Open source software can justifiably claim to have spawned one of the most vibrant and intelligent communities in existence. The main tenet of the open source community—and this should go without saying—is openness, running from the decisions made by the higher echelons of management at open source software companies down to the very bedrock of the code itself. This tenet has turned the traditional marketing cycle on its head.
As more companies embrace an open culture, there are fewer rumors about potential deals, releases and products, and this positively affects the quality of products. This is not to say that rumor mongering no longer exists: gossip and speculation accompany all healthy communities—it comes with the territory. There is, however, more knowledge of what is happening internally within each company in the open source space, than in other sectors. Dana Blankenhorn recently pointed out in a blog posting;
“What passes for rumor is speculation over the importance of things which have, in fact, happened. Even among proprietary vendors.”
The waves from this week's OSCON in Portland, Oregon, are still rippling through the open source community. As you would expect from an O'Reilly event, there was plenty of debate at the conference, not least about 'badgeware' licenses.
There aren’t many serious, high growth, venture-backed technology companies here in Hampton Roads, VA.

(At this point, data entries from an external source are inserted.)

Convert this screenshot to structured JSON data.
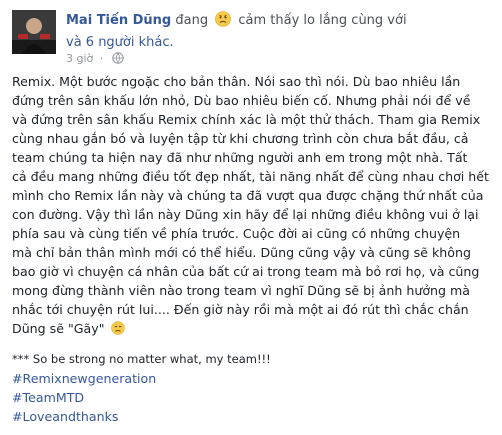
{
  "post": {
    "author": "Mai Tiến Dũng",
    "status_prefix": "đang",
    "feeling_text": "cảm thấy lo lắng cùng với",
    "others_link": "và 6 người khác.",
    "time": "3 giờ",
    "body_lines": [
      "Remix. Một bước ngoặc cho bản thân. Nói sao thì nói. Dù bao nhiêu lần",
      "đứng trên sân khấu lớn nhỏ, Dù bao nhiêu biến cố. Nhưng phải nói để về",
      "và đứng trên sân khấu Remix chính xác là một thử thách. Tham gia Remix",
      "cùng nhau gắn bó và luyện tập từ khi chương trình còn chưa bắt đầu, cả",
      "team chúng ta hiện nay đã như những người anh em trong một nhà. Tất",
      "cả đều mang những điều tốt đẹp nhất, tài năng nhất để cùng nhau chơi hết",
      "mình cho Remix lần này và chúng ta đã vượt qua được chặng thứ nhất của",
      "con đường. Vậy thì lần này Dũng xin hãy để lại những điều không vui ở lại",
      "phía sau và cùng tiến về phía trước. Cuộc đời ai cũng có những chuyện",
      "mà chỉ bản thân mình mới có thể hiểu. Dũng cũng vậy và cũng sẽ không",
      "bao giờ vì chuyện cá nhân của bất cứ ai trong team mà bỏ rơi họ, và cũng",
      "mong đừng thành viên nào trong team vì nghĩ Dũng sẽ bị ảnh hưởng mà",
      "nhắc tới chuyện rút lui.... Đến giờ này rồi mà một ai đó rút thì chắc chắn"
    ],
    "last_line_text": "Dũng sẽ \"Gãy\"",
    "note": "*** So be strong no matter what, my team!!!",
    "hashtags": [
      "#Remixnewgeneration",
      "#TeamMTD",
      "#Loveandthanks"
    ]
  },
  "icons": {
    "avatar": "avatar-photo",
    "feeling": "worried-face-icon",
    "privacy": "globe-icon",
    "sad": "sad-face-icon"
  },
  "colors": {
    "link": "#365899",
    "text": "#1d2129",
    "meta": "#90949c"
  }
}
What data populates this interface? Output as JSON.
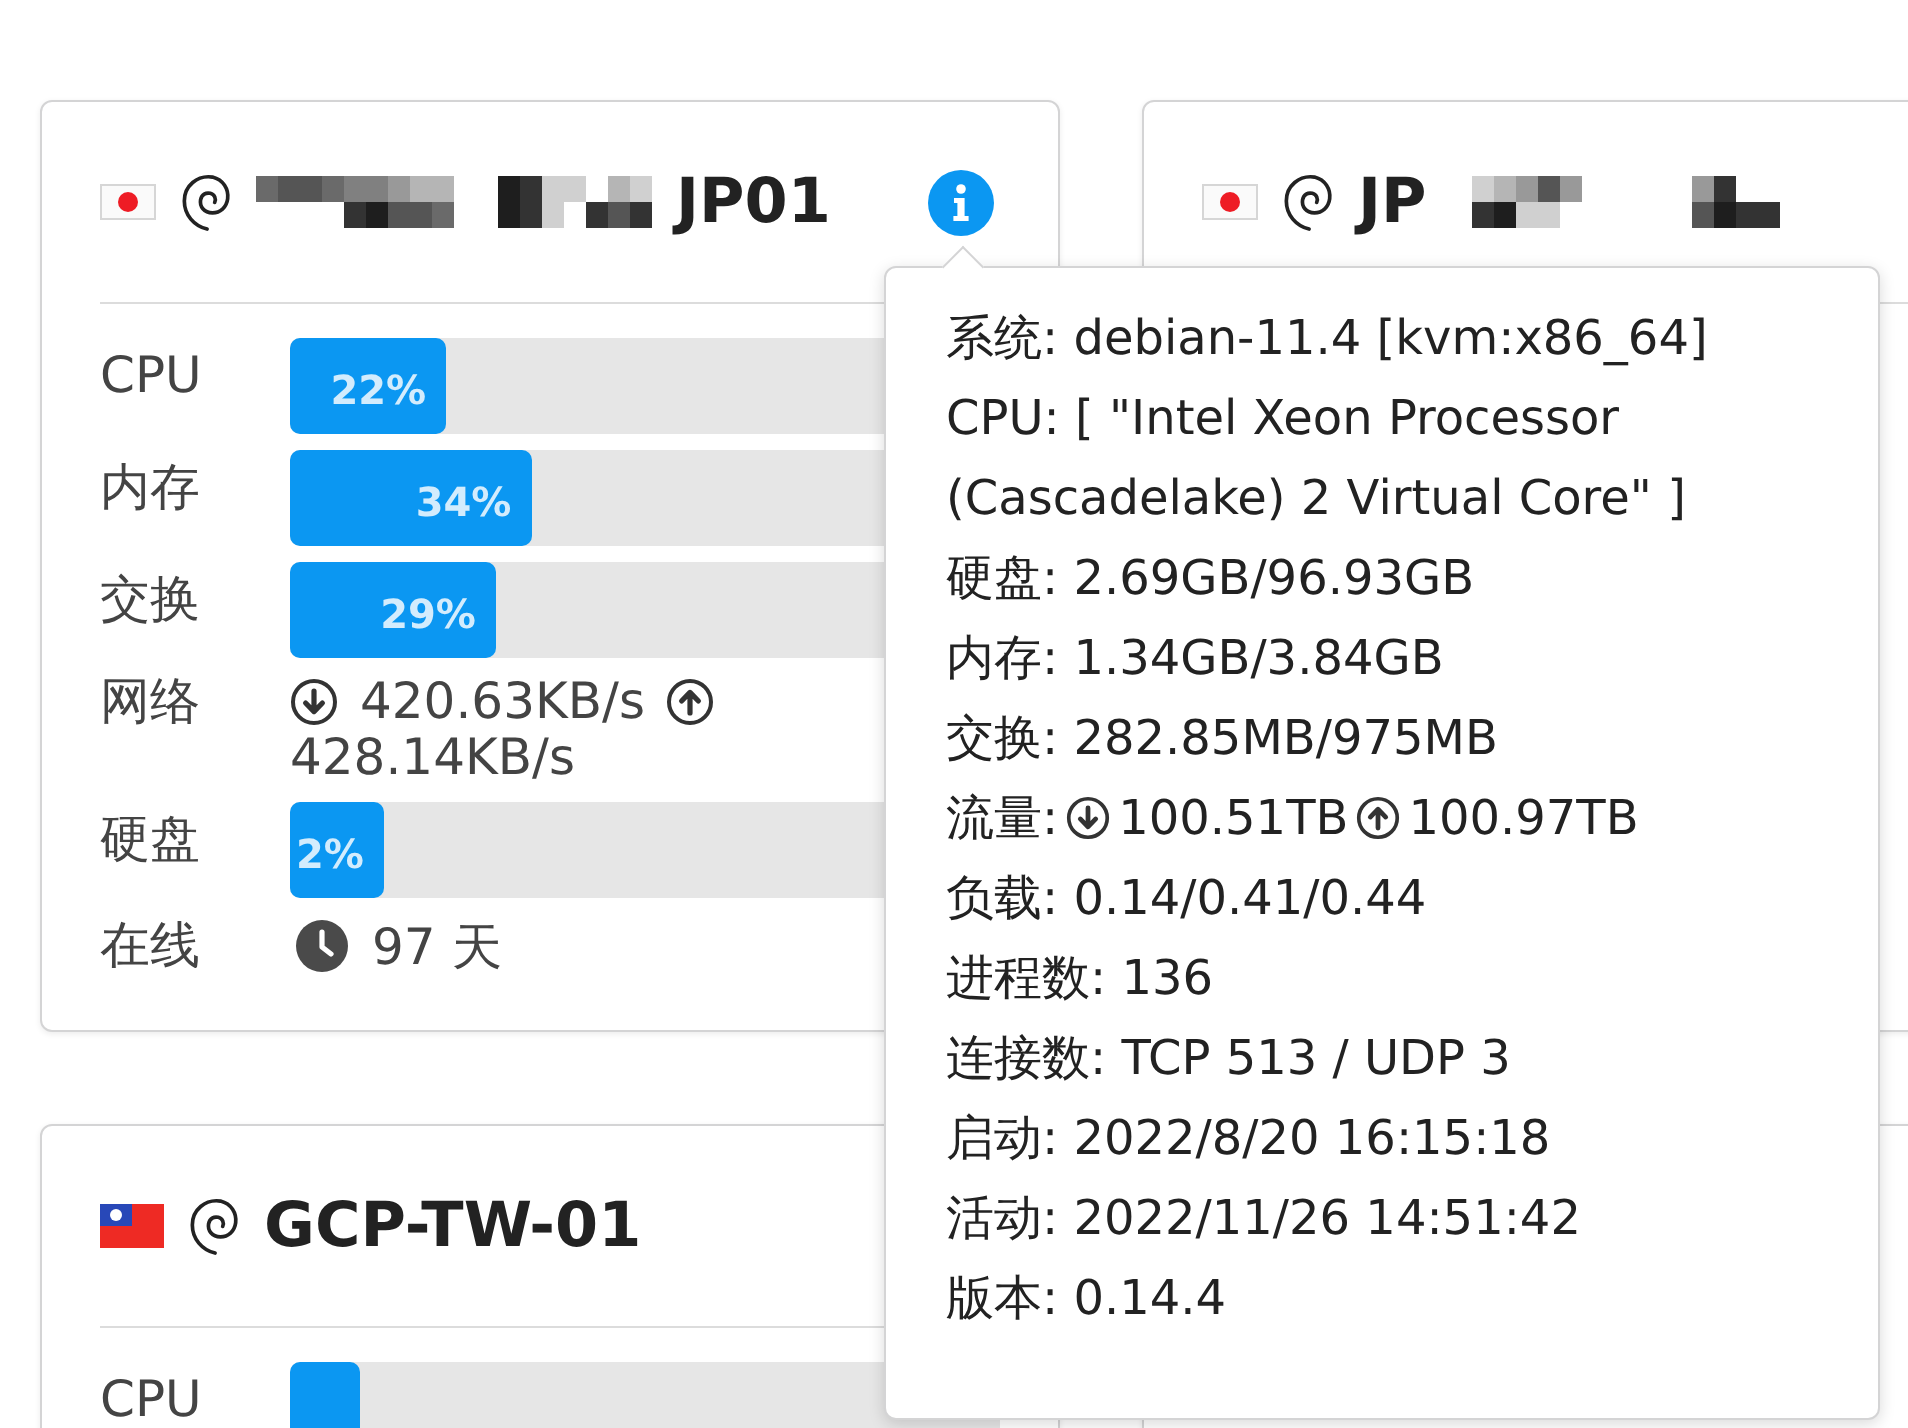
{
  "servers": [
    {
      "flag": {
        "kind": "jp"
      },
      "title_parts": [
        {
          "kind": "mosaic"
        },
        {
          "kind": "name",
          "text": "JP01"
        }
      ],
      "info_button": true,
      "rows": [
        {
          "kind": "bar",
          "label": "CPU",
          "level": 0.22,
          "reading": "22%"
        },
        {
          "kind": "bar",
          "label": "内存",
          "level": 0.34,
          "reading": "34%"
        },
        {
          "kind": "bar",
          "label": "交换",
          "level": 0.29,
          "reading": "29%"
        },
        {
          "kind": "network",
          "label": "网络",
          "down": "420.63KB/s",
          "up": "428.14KB/s"
        },
        {
          "kind": "bar",
          "label": "硬盘",
          "level": 0.02,
          "reading": "2%"
        },
        {
          "kind": "uptime",
          "label": "在线",
          "value": "97 天"
        }
      ],
      "tooltip": {
        "lines": [
          {
            "kind": "text",
            "text": "系统: debian-11.4 [kvm:x86_64]"
          },
          {
            "kind": "text",
            "text": "CPU: [ \"Intel Xeon Processor (Cascadelake) 2 Virtual Core\" ]"
          },
          {
            "kind": "text",
            "text": "硬盘: 2.69GB/96.93GB"
          },
          {
            "kind": "text",
            "text": "内存: 1.34GB/3.84GB"
          },
          {
            "kind": "text",
            "text": "交换: 282.85MB/975MB"
          },
          {
            "kind": "traffic",
            "label": "流量:",
            "down": "100.51TB",
            "up": "100.97TB"
          },
          {
            "kind": "text",
            "text": "负载: 0.14/0.41/0.44"
          },
          {
            "kind": "text",
            "text": "进程数: 136"
          },
          {
            "kind": "text",
            "text": "连接数: TCP 513 / UDP 3"
          },
          {
            "kind": "text",
            "text": "启动: 2022/8/20 16:15:18"
          },
          {
            "kind": "text",
            "text": "活动: 2022/11/26 14:51:42"
          },
          {
            "kind": "text",
            "text": "版本: 0.14.4"
          }
        ]
      }
    },
    {
      "flag": {
        "kind": "jp"
      },
      "title_parts": [
        {
          "kind": "name",
          "text": "JP"
        },
        {
          "kind": "mosaic"
        }
      ]
    },
    {
      "flag": {
        "kind": "tw"
      },
      "title_parts": [
        {
          "kind": "name",
          "text": "GCP-TW-01"
        }
      ],
      "rows": [
        {
          "kind": "bar",
          "label": "CPU",
          "level": 0.01
        }
      ]
    }
  ]
}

We’re a military town. Heck, a military region! Hampton Roads is actually a group of seven cities: Norfolk, VA Beach, Chesapeake, Portsmouth, Hampton, Newport News, and Suffolk, encompassing the entire southeast Virginia region of the Chesapeake Bay. Hampton Roads is home to Norfolk Naval Base, the largest naval installation in the world, Langley Air Force Base, NASA Langley
, several army bases, and the Oceana Naval Air Station
. We are the largest metropolitan area without a professional baseball team, a fun but otherwise useless factoid. There are a lot of (1.7 million) people here, but the federal government is by far the largest employer. We are home only to Norfolk Southern Railroad
, Stihl Chainsaws
, and Ferguson Enterprises
As background, I'm the CEO of Centric CRM, one of the vendors of open source software that has been at the fulcrum of a heated discussion centered around which vendors can rightly use the term "open source" when describing their products. While I normally stay out of such verbal jousts, I decided I ought to share our view point if only given the tone of some of the recent postings. Specifically, to address the sentiment of some that vendors using the term “open source”, whose offerings differ from the strict OSI definition, are either disingenuous at best, dishonest at worst.
Over the last few days there has been some controversy about what open source is, which started with a post from Dana Blankenhorn at ZDNet, and a reply from Michael Tiemann, the president of the OSI.
As the open source community breaks into two groups for a face-off about this (see DIGG, and SlashDot), I would like to offer our point of view.
At Centric CRM, we are dedicated to delivering value to our end customers. Our products are developed to satisfy their business needs and to provide them with the innovation, freedom and control they need for the software their business depends on.